Records -
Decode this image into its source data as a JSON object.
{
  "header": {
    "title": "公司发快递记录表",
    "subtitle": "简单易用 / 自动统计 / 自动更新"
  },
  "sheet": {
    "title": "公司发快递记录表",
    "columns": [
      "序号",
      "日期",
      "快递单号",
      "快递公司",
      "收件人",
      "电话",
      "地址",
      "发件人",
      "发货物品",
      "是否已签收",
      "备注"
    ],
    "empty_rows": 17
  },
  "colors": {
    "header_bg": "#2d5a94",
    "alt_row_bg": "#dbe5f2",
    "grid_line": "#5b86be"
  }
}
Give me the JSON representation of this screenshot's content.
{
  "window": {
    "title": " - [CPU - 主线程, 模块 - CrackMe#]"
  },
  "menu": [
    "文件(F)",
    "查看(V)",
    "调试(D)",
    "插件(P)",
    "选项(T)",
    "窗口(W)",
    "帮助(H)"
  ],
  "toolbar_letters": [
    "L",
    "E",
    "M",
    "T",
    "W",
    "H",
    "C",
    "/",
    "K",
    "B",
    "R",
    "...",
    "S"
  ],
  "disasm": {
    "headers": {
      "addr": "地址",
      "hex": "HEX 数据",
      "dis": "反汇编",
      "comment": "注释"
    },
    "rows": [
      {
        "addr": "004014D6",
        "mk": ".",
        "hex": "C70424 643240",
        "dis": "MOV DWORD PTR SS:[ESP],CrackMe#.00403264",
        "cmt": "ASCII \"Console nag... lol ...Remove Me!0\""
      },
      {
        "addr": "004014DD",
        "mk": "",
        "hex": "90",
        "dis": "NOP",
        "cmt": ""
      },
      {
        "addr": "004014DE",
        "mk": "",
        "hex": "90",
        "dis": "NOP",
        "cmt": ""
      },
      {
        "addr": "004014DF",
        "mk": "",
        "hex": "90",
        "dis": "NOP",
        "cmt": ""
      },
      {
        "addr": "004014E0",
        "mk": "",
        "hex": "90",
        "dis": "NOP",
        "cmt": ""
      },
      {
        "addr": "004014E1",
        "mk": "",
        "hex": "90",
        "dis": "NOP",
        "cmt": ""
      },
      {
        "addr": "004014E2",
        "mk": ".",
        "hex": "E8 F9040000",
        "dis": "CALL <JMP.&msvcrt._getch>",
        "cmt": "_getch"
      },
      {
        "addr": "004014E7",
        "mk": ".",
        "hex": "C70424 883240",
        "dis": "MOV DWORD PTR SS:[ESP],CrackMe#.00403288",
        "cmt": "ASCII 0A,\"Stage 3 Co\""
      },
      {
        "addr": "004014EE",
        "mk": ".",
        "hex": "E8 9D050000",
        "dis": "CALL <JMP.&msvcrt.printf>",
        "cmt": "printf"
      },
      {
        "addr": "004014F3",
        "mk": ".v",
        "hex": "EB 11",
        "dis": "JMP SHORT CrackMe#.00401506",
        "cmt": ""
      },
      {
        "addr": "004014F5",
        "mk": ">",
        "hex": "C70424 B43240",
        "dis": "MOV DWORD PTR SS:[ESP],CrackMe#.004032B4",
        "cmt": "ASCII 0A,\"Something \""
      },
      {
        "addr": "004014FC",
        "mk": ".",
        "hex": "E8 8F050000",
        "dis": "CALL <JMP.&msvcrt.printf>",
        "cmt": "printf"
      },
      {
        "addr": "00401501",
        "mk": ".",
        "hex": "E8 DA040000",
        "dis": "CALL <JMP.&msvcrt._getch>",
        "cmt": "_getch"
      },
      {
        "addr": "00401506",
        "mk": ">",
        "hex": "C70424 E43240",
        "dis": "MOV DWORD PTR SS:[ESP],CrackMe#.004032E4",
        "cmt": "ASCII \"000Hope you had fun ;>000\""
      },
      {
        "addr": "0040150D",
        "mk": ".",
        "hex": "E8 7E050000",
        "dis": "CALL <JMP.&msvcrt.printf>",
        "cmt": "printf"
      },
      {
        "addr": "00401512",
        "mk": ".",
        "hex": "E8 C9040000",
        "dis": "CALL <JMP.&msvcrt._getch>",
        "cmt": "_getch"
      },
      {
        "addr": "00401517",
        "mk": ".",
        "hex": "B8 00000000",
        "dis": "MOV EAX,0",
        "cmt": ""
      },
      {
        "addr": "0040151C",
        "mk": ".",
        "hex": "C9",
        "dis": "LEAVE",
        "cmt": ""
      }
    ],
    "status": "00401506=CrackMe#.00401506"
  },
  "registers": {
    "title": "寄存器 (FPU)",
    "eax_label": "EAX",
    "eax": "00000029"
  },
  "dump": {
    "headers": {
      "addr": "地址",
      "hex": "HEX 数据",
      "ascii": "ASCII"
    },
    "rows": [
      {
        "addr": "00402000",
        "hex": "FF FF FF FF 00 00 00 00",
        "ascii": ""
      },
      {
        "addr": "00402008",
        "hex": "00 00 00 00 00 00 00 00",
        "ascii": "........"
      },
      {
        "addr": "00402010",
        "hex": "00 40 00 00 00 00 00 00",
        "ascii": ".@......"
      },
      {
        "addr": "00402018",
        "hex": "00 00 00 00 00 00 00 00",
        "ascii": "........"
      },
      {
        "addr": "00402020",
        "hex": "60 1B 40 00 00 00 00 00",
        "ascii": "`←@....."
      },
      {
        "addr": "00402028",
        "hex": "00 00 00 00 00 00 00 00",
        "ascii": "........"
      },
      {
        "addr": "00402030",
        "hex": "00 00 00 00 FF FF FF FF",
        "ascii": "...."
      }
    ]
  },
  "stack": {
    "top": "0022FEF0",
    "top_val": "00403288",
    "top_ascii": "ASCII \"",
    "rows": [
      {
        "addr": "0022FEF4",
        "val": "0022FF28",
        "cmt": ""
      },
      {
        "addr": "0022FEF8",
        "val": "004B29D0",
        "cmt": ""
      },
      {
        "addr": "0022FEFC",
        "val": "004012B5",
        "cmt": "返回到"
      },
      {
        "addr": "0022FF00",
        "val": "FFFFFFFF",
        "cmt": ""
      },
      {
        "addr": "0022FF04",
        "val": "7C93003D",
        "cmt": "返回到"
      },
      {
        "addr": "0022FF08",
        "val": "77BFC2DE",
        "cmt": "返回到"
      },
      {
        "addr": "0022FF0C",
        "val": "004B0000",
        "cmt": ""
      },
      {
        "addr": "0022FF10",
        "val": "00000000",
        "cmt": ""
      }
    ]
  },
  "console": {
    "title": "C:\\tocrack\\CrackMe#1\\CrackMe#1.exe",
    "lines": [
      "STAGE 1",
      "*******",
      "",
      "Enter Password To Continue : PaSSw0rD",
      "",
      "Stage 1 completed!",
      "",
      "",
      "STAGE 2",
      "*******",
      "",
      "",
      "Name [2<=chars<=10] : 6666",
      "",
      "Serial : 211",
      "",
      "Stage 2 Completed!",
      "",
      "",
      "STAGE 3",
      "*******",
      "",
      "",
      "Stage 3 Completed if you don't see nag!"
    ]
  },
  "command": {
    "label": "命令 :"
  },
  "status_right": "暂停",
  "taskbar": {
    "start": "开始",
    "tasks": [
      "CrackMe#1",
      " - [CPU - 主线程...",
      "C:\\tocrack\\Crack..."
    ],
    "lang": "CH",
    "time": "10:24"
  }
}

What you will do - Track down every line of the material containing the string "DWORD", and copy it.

Task result -
        "dis": "MOV DWORD PTR SS:[ESP],CrackMe#.00403264",
        "dis": "MOV DWORD PTR SS:[ESP],CrackMe#.00403288",
        "dis": "MOV DWORD PTR SS:[ESP],CrackMe#.004032B4",
        "dis": "MOV DWORD PTR SS:[ESP],CrackMe#.004032E4",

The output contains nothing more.